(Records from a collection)
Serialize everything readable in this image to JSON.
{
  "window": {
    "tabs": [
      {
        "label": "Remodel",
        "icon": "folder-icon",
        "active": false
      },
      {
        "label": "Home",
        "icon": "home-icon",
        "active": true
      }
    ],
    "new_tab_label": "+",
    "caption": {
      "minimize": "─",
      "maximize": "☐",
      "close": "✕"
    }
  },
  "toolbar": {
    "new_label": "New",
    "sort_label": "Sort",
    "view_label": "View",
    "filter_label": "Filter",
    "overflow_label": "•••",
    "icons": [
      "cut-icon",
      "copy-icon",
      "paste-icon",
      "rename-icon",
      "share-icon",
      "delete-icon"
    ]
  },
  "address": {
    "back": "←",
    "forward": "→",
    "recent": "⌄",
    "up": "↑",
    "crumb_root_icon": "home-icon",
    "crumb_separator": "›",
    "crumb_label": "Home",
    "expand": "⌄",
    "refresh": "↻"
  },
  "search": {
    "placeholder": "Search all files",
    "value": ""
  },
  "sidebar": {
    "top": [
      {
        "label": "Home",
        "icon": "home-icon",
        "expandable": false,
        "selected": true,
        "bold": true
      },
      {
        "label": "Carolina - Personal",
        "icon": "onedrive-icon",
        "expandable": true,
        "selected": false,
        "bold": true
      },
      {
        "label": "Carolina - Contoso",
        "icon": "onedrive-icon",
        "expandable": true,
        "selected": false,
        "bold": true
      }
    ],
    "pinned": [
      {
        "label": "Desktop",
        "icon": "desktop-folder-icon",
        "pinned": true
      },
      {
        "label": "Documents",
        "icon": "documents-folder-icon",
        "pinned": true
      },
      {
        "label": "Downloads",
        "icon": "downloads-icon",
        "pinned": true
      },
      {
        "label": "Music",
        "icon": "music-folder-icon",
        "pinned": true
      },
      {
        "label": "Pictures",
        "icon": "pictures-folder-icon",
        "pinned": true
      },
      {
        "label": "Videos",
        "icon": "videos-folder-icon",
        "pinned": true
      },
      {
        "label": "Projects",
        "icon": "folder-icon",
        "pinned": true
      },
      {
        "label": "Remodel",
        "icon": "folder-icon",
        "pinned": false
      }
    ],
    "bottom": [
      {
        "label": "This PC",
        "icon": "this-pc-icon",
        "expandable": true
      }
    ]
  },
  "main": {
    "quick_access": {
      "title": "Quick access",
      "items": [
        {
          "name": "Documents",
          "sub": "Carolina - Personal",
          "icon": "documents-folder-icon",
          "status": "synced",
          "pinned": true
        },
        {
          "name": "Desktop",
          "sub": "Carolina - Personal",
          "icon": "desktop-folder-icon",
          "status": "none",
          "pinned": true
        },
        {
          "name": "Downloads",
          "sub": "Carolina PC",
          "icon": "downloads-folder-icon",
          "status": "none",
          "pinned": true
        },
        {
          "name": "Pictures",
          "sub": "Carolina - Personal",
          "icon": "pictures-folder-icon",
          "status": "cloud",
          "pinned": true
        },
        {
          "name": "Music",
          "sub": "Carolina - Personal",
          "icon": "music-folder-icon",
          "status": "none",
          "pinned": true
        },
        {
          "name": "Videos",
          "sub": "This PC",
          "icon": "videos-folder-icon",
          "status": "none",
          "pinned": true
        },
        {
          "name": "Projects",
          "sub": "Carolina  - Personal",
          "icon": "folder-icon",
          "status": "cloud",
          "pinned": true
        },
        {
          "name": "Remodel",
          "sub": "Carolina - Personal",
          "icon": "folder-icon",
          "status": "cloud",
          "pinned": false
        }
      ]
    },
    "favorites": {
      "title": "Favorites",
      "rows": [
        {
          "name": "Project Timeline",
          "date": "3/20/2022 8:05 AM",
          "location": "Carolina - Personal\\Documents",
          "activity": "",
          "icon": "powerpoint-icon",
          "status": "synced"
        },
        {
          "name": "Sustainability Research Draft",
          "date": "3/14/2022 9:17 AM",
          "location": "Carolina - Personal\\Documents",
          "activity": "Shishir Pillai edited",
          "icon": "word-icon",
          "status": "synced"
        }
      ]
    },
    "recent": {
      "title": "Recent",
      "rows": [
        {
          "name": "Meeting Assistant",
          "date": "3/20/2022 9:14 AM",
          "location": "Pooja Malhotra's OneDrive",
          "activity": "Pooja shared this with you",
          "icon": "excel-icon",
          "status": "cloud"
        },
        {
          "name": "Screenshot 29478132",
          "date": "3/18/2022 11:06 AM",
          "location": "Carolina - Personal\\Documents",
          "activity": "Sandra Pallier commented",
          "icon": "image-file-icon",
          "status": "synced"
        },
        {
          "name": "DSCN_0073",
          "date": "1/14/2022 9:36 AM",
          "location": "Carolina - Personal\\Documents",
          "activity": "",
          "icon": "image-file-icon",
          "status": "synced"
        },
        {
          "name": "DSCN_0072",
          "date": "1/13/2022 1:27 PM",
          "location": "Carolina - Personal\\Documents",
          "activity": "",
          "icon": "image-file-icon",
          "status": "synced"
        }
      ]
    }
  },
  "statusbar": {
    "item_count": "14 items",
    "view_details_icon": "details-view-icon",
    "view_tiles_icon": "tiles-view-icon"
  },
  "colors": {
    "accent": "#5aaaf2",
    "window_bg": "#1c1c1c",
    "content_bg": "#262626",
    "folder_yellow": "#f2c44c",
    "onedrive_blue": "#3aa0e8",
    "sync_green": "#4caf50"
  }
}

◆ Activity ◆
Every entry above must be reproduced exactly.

◆ The completed task ◆
Serialize everything readable in this image to JSON.
{
  "window": {
    "tabs": [
      {
        "label": "Remodel",
        "icon": "folder-icon",
        "active": false
      },
      {
        "label": "Home",
        "icon": "home-icon",
        "active": true
      }
    ],
    "new_tab_label": "+",
    "caption": {
      "minimize": "─",
      "maximize": "☐",
      "close": "✕"
    }
  },
  "toolbar": {
    "new_label": "New",
    "sort_label": "Sort",
    "view_label": "View",
    "filter_label": "Filter",
    "overflow_label": "•••",
    "icons": [
      "cut-icon",
      "copy-icon",
      "paste-icon",
      "rename-icon",
      "share-icon",
      "delete-icon"
    ]
  },
  "address": {
    "back": "←",
    "forward": "→",
    "recent": "⌄",
    "up": "↑",
    "crumb_root_icon": "home-icon",
    "crumb_separator": "›",
    "crumb_label": "Home",
    "expand": "⌄",
    "refresh": "↻"
  },
  "search": {
    "placeholder": "Search all files",
    "value": ""
  },
  "sidebar": {
    "top": [
      {
        "label": "Home",
        "icon": "home-icon",
        "expandable": false,
        "selected": true,
        "bold": true
      },
      {
        "label": "Carolina - Personal",
        "icon": "onedrive-icon",
        "expandable": true,
        "selected": false,
        "bold": true
      },
      {
        "label": "Carolina - Contoso",
        "icon": "onedrive-icon",
        "expandable": true,
        "selected": false,
        "bold": true
      }
    ],
    "pinned": [
      {
        "label": "Desktop",
        "icon": "desktop-folder-icon",
        "pinned": true
      },
      {
        "label": "Documents",
        "icon": "documents-folder-icon",
        "pinned": true
      },
      {
        "label": "Downloads",
        "icon": "downloads-icon",
        "pinned": true
      },
      {
        "label": "Music",
        "icon": "music-folder-icon",
        "pinned": true
      },
      {
        "label": "Pictures",
        "icon": "pictures-folder-icon",
        "pinned": true
      },
      {
        "label": "Videos",
        "icon": "videos-folder-icon",
        "pinned": true
      },
      {
        "label": "Projects",
        "icon": "folder-icon",
        "pinned": true
      },
      {
        "label": "Remodel",
        "icon": "folder-icon",
        "pinned": false
      }
    ],
    "bottom": [
      {
        "label": "This PC",
        "icon": "this-pc-icon",
        "expandable": true
      }
    ]
  },
  "main": {
    "quick_access": {
      "title": "Quick access",
      "items": [
        {
          "name": "Documents",
          "sub": "Carolina - Personal",
          "icon": "documents-folder-icon",
          "status": "synced",
          "pinned": true
        },
        {
          "name": "Desktop",
          "sub": "Carolina - Personal",
          "icon": "desktop-folder-icon",
          "status": "none",
          "pinned": true
        },
        {
          "name": "Downloads",
          "sub": "Carolina PC",
          "icon": "downloads-folder-icon",
          "status": "none",
          "pinned": true
        },
        {
          "name": "Pictures",
          "sub": "Carolina - Personal",
          "icon": "pictures-folder-icon",
          "status": "cloud",
          "pinned": true
        },
        {
          "name": "Music",
          "sub": "Carolina - Personal",
          "icon": "music-folder-icon",
          "status": "none",
          "pinned": true
        },
        {
          "name": "Videos",
          "sub": "This PC",
          "icon": "videos-folder-icon",
          "status": "none",
          "pinned": true
        },
        {
          "name": "Projects",
          "sub": "Carolina  - Personal",
          "icon": "folder-icon",
          "status": "cloud",
          "pinned": true
        },
        {
          "name": "Remodel",
          "sub": "Carolina - Personal",
          "icon": "folder-icon",
          "status": "cloud",
          "pinned": false
        }
      ]
    },
    "favorites": {
      "title": "Favorites",
      "rows": [
        {
          "name": "Project Timeline",
          "date": "3/20/2022 8:05 AM",
          "location": "Carolina - Personal\\Documents",
          "activity": "",
          "icon": "powerpoint-icon",
          "status": "synced"
        },
        {
          "name": "Sustainability Research Draft",
          "date": "3/14/2022 9:17 AM",
          "location": "Carolina - Personal\\Documents",
          "activity": "Shishir Pillai edited",
          "icon": "word-icon",
          "status": "synced"
        }
      ]
    },
    "recent": {
      "title": "Recent",
      "rows": [
        {
          "name": "Meeting Assistant",
          "date": "3/20/2022 9:14 AM",
          "location": "Pooja Malhotra's OneDrive",
          "activity": "Pooja shared this with you",
          "icon": "excel-icon",
          "status": "cloud"
        },
        {
          "name": "Screenshot 29478132",
          "date": "3/18/2022 11:06 AM",
          "location": "Carolina - Personal\\Documents",
          "activity": "Sandra Pallier commented",
          "icon": "image-file-icon",
          "status": "synced"
        },
        {
          "name": "DSCN_0073",
          "date": "1/14/2022 9:36 AM",
          "location": "Carolina - Personal\\Documents",
          "activity": "",
          "icon": "image-file-icon",
          "status": "synced"
        },
        {
          "name": "DSCN_0072",
          "date": "1/13/2022 1:27 PM",
          "location": "Carolina - Personal\\Documents",
          "activity": "",
          "icon": "image-file-icon",
          "status": "synced"
        }
      ]
    }
  },
  "statusbar": {
    "item_count": "14 items",
    "view_details_icon": "details-view-icon",
    "view_tiles_icon": "tiles-view-icon"
  },
  "colors": {
    "accent": "#5aaaf2",
    "window_bg": "#1c1c1c",
    "content_bg": "#262626",
    "folder_yellow": "#f2c44c",
    "onedrive_blue": "#3aa0e8",
    "sync_green": "#4caf50"
  }
}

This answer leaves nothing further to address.